WHAT YOU SHOULD DO =>
Without including any image, retype the records word for word.

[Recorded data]

•••••

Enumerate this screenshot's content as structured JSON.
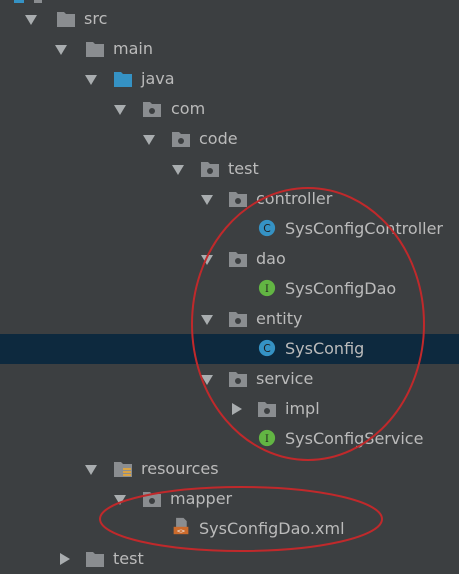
{
  "tree": {
    "items": [
      {
        "label": "src",
        "type": "folder",
        "expanded": true
      },
      {
        "label": "main",
        "type": "folder",
        "expanded": true
      },
      {
        "label": "java",
        "type": "source-folder",
        "expanded": true
      },
      {
        "label": "com",
        "type": "package",
        "expanded": true
      },
      {
        "label": "code",
        "type": "package",
        "expanded": true
      },
      {
        "label": "test",
        "type": "package",
        "expanded": true
      },
      {
        "label": "controller",
        "type": "package",
        "expanded": true
      },
      {
        "label": "SysConfigController",
        "type": "class",
        "badge": "C"
      },
      {
        "label": "dao",
        "type": "package",
        "expanded": true
      },
      {
        "label": "SysConfigDao",
        "type": "interface",
        "badge": "I"
      },
      {
        "label": "entity",
        "type": "package",
        "expanded": true
      },
      {
        "label": "SysConfig",
        "type": "class",
        "badge": "C",
        "selected": true
      },
      {
        "label": "service",
        "type": "package",
        "expanded": true
      },
      {
        "label": "impl",
        "type": "package",
        "expanded": false
      },
      {
        "label": "SysConfigService",
        "type": "interface",
        "badge": "I"
      },
      {
        "label": "resources",
        "type": "resources-folder",
        "expanded": true
      },
      {
        "label": "mapper",
        "type": "package",
        "expanded": true
      },
      {
        "label": "SysConfigDao.xml",
        "type": "xml-file"
      },
      {
        "label": "test",
        "type": "folder",
        "expanded": false
      }
    ]
  },
  "colors": {
    "background": "#3c3f41",
    "selection": "#0d293e",
    "text": "#bbbbbb",
    "annotation": "#c0292b",
    "class_badge": "#3592c4",
    "interface_badge": "#62b543",
    "folder": "#8a8d90",
    "source_folder": "#3592c4"
  }
}
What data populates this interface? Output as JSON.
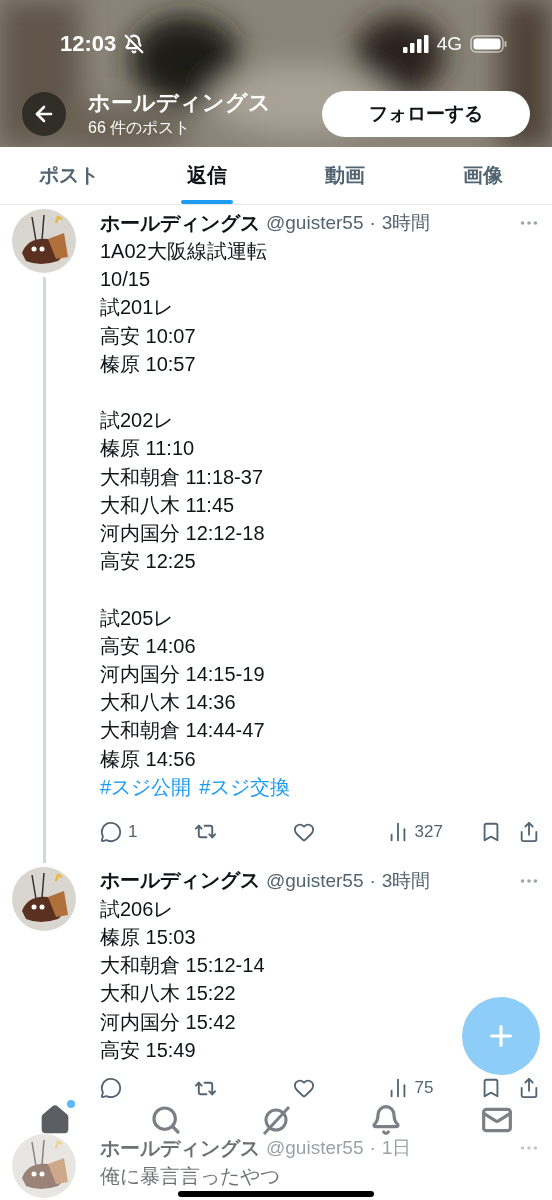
{
  "status_bar": {
    "time": "12:03",
    "network": "4G",
    "silent": true
  },
  "header": {
    "name": "ホールディングス",
    "post_count": "66 件のポスト",
    "follow_button": "フォローする"
  },
  "tabs": [
    {
      "label": "ポスト",
      "selected": false
    },
    {
      "label": "返信",
      "selected": true
    },
    {
      "label": "動画",
      "selected": false
    },
    {
      "label": "画像",
      "selected": false
    }
  ],
  "posts": [
    {
      "name": "ホールディングス",
      "handle": "@guister55",
      "separator": "·",
      "time": "3時間",
      "paragraphs": [
        [
          "1A02大阪線試運転",
          "10/15",
          "試201レ",
          "高安 10:07",
          "榛原 10:57"
        ],
        [
          "試202レ",
          "榛原 11:10",
          "大和朝倉 11:18-37",
          "大和八木 11:45",
          "河内国分 12:12-18",
          "高安 12:25"
        ],
        [
          "試205レ",
          "高安 14:06",
          "河内国分 14:15-19",
          "大和八木 14:36",
          "大和朝倉 14:44-47",
          "榛原 14:56"
        ]
      ],
      "hashtags": [
        "#スジ公開",
        "#スジ交換"
      ],
      "replies": "1",
      "views": "327",
      "thread_continues": true
    },
    {
      "name": "ホールディングス",
      "handle": "@guister55",
      "separator": "·",
      "time": "3時間",
      "paragraphs": [
        [
          "試206レ",
          "榛原 15:03",
          "大和朝倉 15:12-14",
          "大和八木 15:22",
          "河内国分 15:42",
          "高安 15:49"
        ]
      ],
      "views": "75"
    }
  ],
  "nav": [
    {
      "kind": "home",
      "selected": true,
      "badge": true
    },
    {
      "kind": "search",
      "selected": false,
      "badge": false
    },
    {
      "kind": "grok",
      "selected": false,
      "badge": false
    },
    {
      "kind": "notifications",
      "selected": false,
      "badge": false
    },
    {
      "kind": "messages",
      "selected": false,
      "badge": false
    }
  ],
  "faded_post": {
    "name": "ホールディングス",
    "handle": "@guister55",
    "separator": "·",
    "time": "1日",
    "text": "俺に暴言言ったやつ"
  }
}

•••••

OUTPUT FOR THIS EXERCISE =>
Enumerate this screenshot's content as structured JSON.
{
  "tree": {
    "items": [
      {
        "label": "src",
        "type": "folder",
        "expanded": true
      },
      {
        "label": "main",
        "type": "folder",
        "expanded": true
      },
      {
        "label": "java",
        "type": "source-folder",
        "expanded": true
      },
      {
        "label": "com",
        "type": "package",
        "expanded": true
      },
      {
        "label": "code",
        "type": "package",
        "expanded": true
      },
      {
        "label": "test",
        "type": "package",
        "expanded": true
      },
      {
        "label": "controller",
        "type": "package",
        "expanded": true
      },
      {
        "label": "SysConfigController",
        "type": "class",
        "badge": "C"
      },
      {
        "label": "dao",
        "type": "package",
        "expanded": true
      },
      {
        "label": "SysConfigDao",
        "type": "interface",
        "badge": "I"
      },
      {
        "label": "entity",
        "type": "package",
        "expanded": true
      },
      {
        "label": "SysConfig",
        "type": "class",
        "badge": "C",
        "selected": true
      },
      {
        "label": "service",
        "type": "package",
        "expanded": true
      },
      {
        "label": "impl",
        "type": "package",
        "expanded": false
      },
      {
        "label": "SysConfigService",
        "type": "interface",
        "badge": "I"
      },
      {
        "label": "resources",
        "type": "resources-folder",
        "expanded": true
      },
      {
        "label": "mapper",
        "type": "package",
        "expanded": true
      },
      {
        "label": "SysConfigDao.xml",
        "type": "xml-file"
      },
      {
        "label": "test",
        "type": "folder",
        "expanded": false
      }
    ]
  },
  "colors": {
    "background": "#3c3f41",
    "selection": "#0d293e",
    "text": "#bbbbbb",
    "annotation": "#c0292b",
    "class_badge": "#3592c4",
    "interface_badge": "#62b543",
    "folder": "#8a8d90",
    "source_folder": "#3592c4"
  }
}
What data populates this interface? Output as JSON.
{
  "status_bar": {
    "time": "12:03",
    "network": "4G",
    "silent": true
  },
  "header": {
    "name": "ホールディングス",
    "post_count": "66 件のポスト",
    "follow_button": "フォローする"
  },
  "tabs": [
    {
      "label": "ポスト",
      "selected": false
    },
    {
      "label": "返信",
      "selected": true
    },
    {
      "label": "動画",
      "selected": false
    },
    {
      "label": "画像",
      "selected": false
    }
  ],
  "posts": [
    {
      "name": "ホールディングス",
      "handle": "@guister55",
      "separator": "·",
      "time": "3時間",
      "paragraphs": [
        [
          "1A02大阪線試運転",
          "10/15",
          "試201レ",
          "高安 10:07",
          "榛原 10:57"
        ],
        [
          "試202レ",
          "榛原 11:10",
          "大和朝倉 11:18-37",
          "大和八木 11:45",
          "河内国分 12:12-18",
          "高安 12:25"
        ],
        [
          "試205レ",
          "高安 14:06",
          "河内国分 14:15-19",
          "大和八木 14:36",
          "大和朝倉 14:44-47",
          "榛原 14:56"
        ]
      ],
      "hashtags": [
        "#スジ公開",
        "#スジ交換"
      ],
      "replies": "1",
      "views": "327",
      "thread_continues": true
    },
    {
      "name": "ホールディングス",
      "handle": "@guister55",
      "separator": "·",
      "time": "3時間",
      "paragraphs": [
        [
          "試206レ",
          "榛原 15:03",
          "大和朝倉 15:12-14",
          "大和八木 15:22",
          "河内国分 15:42",
          "高安 15:49"
        ]
      ],
      "views": "75"
    }
  ],
  "nav": [
    {
      "kind": "home",
      "selected": true,
      "badge": true
    },
    {
      "kind": "search",
      "selected": false,
      "badge": false
    },
    {
      "kind": "grok",
      "selected": false,
      "badge": false
    },
    {
      "kind": "notifications",
      "selected": false,
      "badge": false
    },
    {
      "kind": "messages",
      "selected": false,
      "badge": false
    }
  ],
  "faded_post": {
    "name": "ホールディングス",
    "handle": "@guister55",
    "separator": "·",
    "time": "1日",
    "text": "俺に暴言言ったやつ"
  }
}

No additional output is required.